**Provided entries**
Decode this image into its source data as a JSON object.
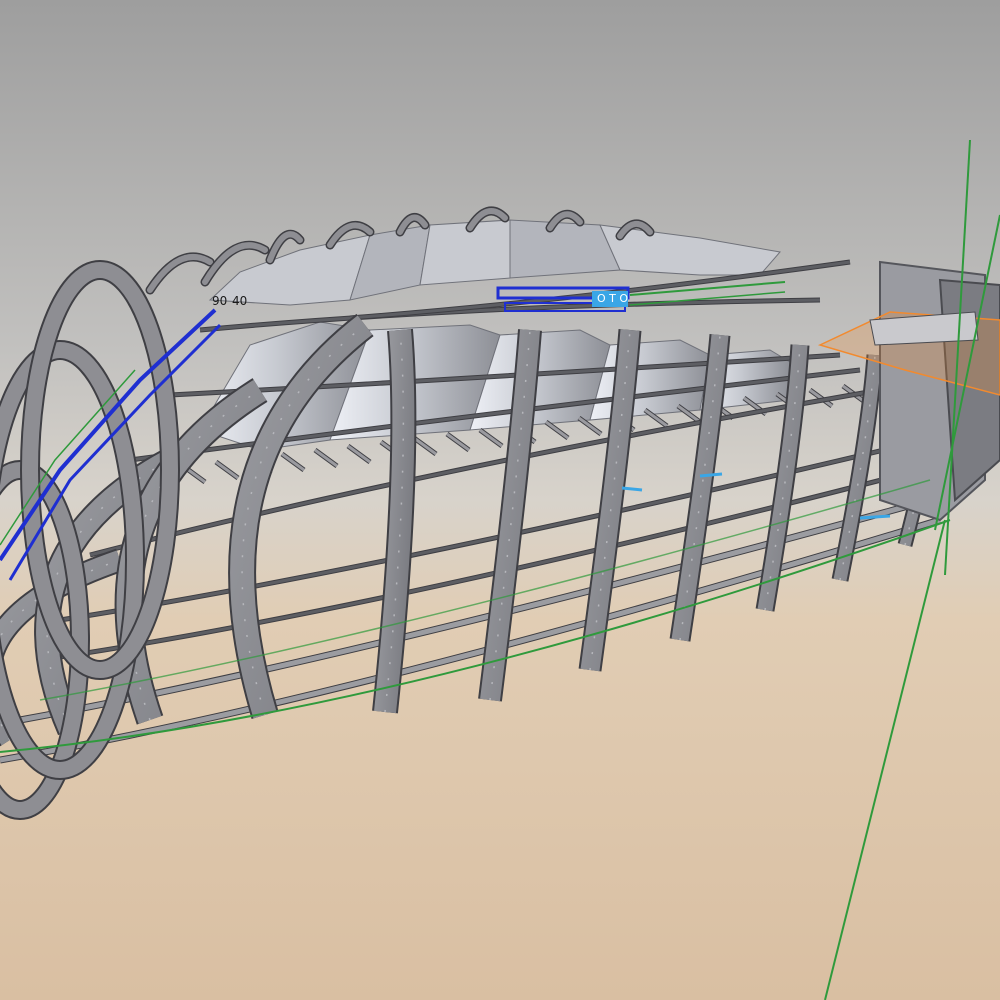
{
  "viewport": {
    "background_top": "#a4a4a4",
    "background_mid": "#d3d0cb",
    "floor_near": "#e6cdb0",
    "floor_far": "#d8bfa1"
  },
  "colors": {
    "frame_fill": "#8e8e93",
    "frame_edge": "#3f3f44",
    "frame_fill_dark": "#6f7077",
    "skin_light": "#e9ebf1",
    "skin_mid": "#b9bcc4",
    "skin_dark": "#8a8c94",
    "stringer": "#5d5e63",
    "selection_blue": "#1f2fd1",
    "highlight_cyan": "#3aa6e6",
    "axis_green": "#2f9a3c",
    "selected_box": "#f28a2e"
  },
  "view_labels": {
    "small_labels": [
      "90",
      "40"
    ],
    "tag_text": "O T O"
  },
  "scene_parts": {
    "frames": "fuselage-frame",
    "stringers": "longitudinal-stringer",
    "skin": "upper-skin-panel",
    "axis": "reference-axis",
    "box": "selected-bounding-box"
  }
}
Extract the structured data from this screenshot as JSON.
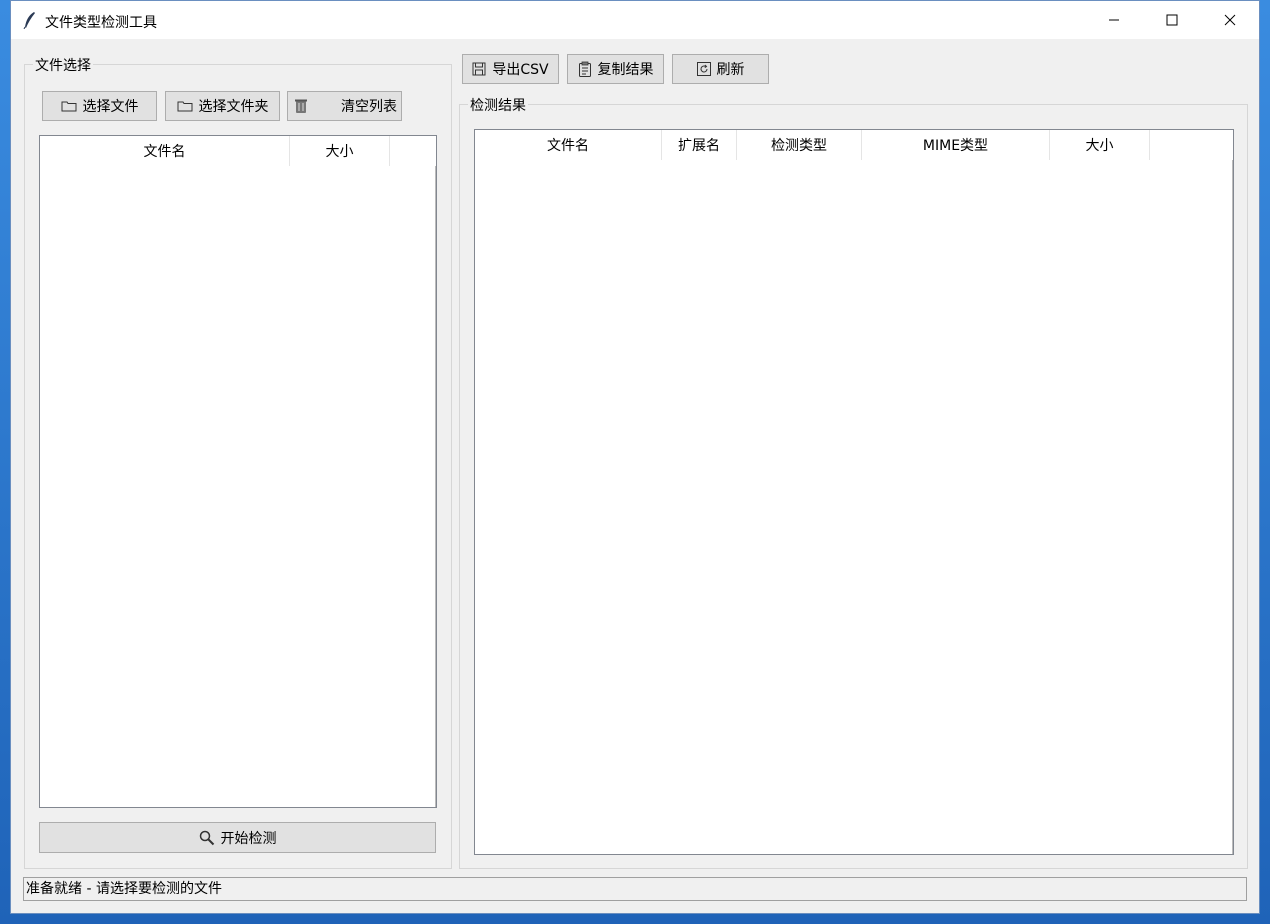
{
  "window": {
    "title": "文件类型检测工具",
    "controls": {
      "minimize_icon": "minimize-icon",
      "maximize_icon": "maximize-icon",
      "close_icon": "close-icon"
    }
  },
  "file_panel": {
    "legend": "文件选择",
    "buttons": {
      "select_file": "选择文件",
      "select_folder": "选择文件夹",
      "clear_list": "清空列表"
    },
    "columns": [
      "文件名",
      "大小"
    ],
    "rows": [],
    "start_button": "开始检测"
  },
  "toolbar": {
    "export_csv": "导出CSV",
    "copy_results": "复制结果",
    "refresh": "刷新"
  },
  "results_panel": {
    "legend": "检测结果",
    "columns": [
      "文件名",
      "扩展名",
      "检测类型",
      "MIME类型",
      "大小"
    ],
    "rows": []
  },
  "status": {
    "text": "准备就绪 - 请选择要检测的文件"
  },
  "colors": {
    "window_bg": "#f0f0f0",
    "button_bg": "#e1e1e1",
    "desktop": "#2f7fd6"
  }
}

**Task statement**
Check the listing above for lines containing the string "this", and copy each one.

**Response to the exercise**
Decode this image into its source data as a JSON object.
Extract the structured data from this screenshot as JSON.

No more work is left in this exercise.